France has had a presence here since the mid-1700s. Unreceptive locals, hostile European colonizers and indiscriminating tropical diseases largely drove out the earliest French settlers. And beyond the boundaries lined with shelves stocked with imported wine, jam and apples, the city is very much a jungle outpost bolstered by the mighty Euro in a desperately poor country. The diversity of ethnicities and cultures—including Hmong farmers from Laos, and a seemingly isolated group of expats from France—create a unique vitality amidst this gritty backdrop.
With a launch date for the Ariane 5 rocket not scheduled until the end of the month, we pulled up our anchor from the heavy hold of the churning mud to make one more stop at a rather lumpy anchorage. Les Iles du Salut, better known as the Devil’s Islands, is comprised of three islands that are about 15 kilometers away from Kourou. With a fierce current that rips thought the islands and sharks lurking in the turbulent waters, there is no question as to why these islands were once the site of a penal colony for French criminals and political dissidents, most notably Alfred Dreyfus who was falsely accused of treason in 1894 and sentenced to life in prison. And Henri Charrière who’s much disputed escape from Devil’s Island was chronicled in his novel and later in the movie Papillion.

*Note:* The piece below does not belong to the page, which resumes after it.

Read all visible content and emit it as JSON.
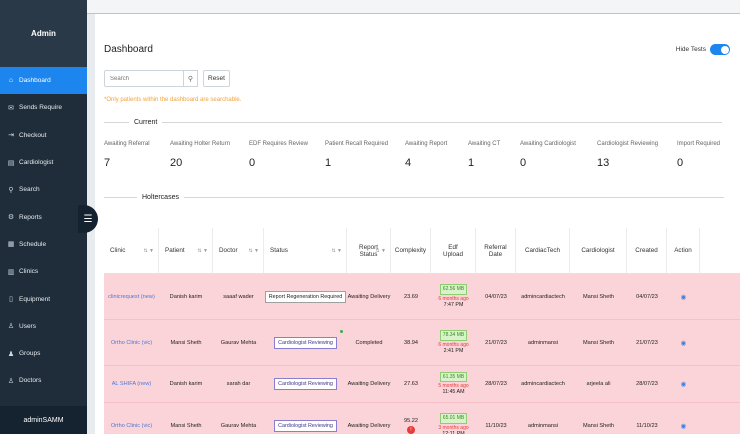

As we approached the dock at Île Royale, we were surprised by the armada of tourist catamarans disgorging boatloads of people onto the islands. With arms full of baguettes and barrels of water, these tourists dispersed along the pathways leading into the lush interior. Île Royale, the biggest of the three islands, houses the majority of the buildings including a hospital, chapel, asylum and convict’s quarters. We hadn’t realized that these grim looking cells also housed the tourists who slung their hammocks over the grimy concrete floors. Hopefully the irony of their free choice of accommodation was not lost to them.
It would be another 650 miles to Tobago where we would enjoy the aqua-blue waters of the Caribbean, leaving behind the islands, the slightly morbid French tourists holed up in their makeshift dorms and the memory of countless prisoners left to languish in their cells.
French Guiana is a country that barely registered on my geographic compass, but it is one that continues to intrigue me. I sense that I will be back as a part of a bigger tour of the neighboring countries of Suriname and Guyana. Perhaps what made this area so interesting, though, was the fact that there was no paint-by-numbers cruising guide, allowing you to explore new frontiers without any expectations. But for now, acting on the advice of the chart and book proprietor, my next destination is Georgetown, Exumas—just like everybody else.
With each shift spent crewing with others, writer and photographer Salwa Farah has slowly but surely gained the skills and confidence to sail to new and unexpected adventures. Currently, Salwa is looking forward to discovering her new playground near the coastal waters off South Carolina where she has recently moved.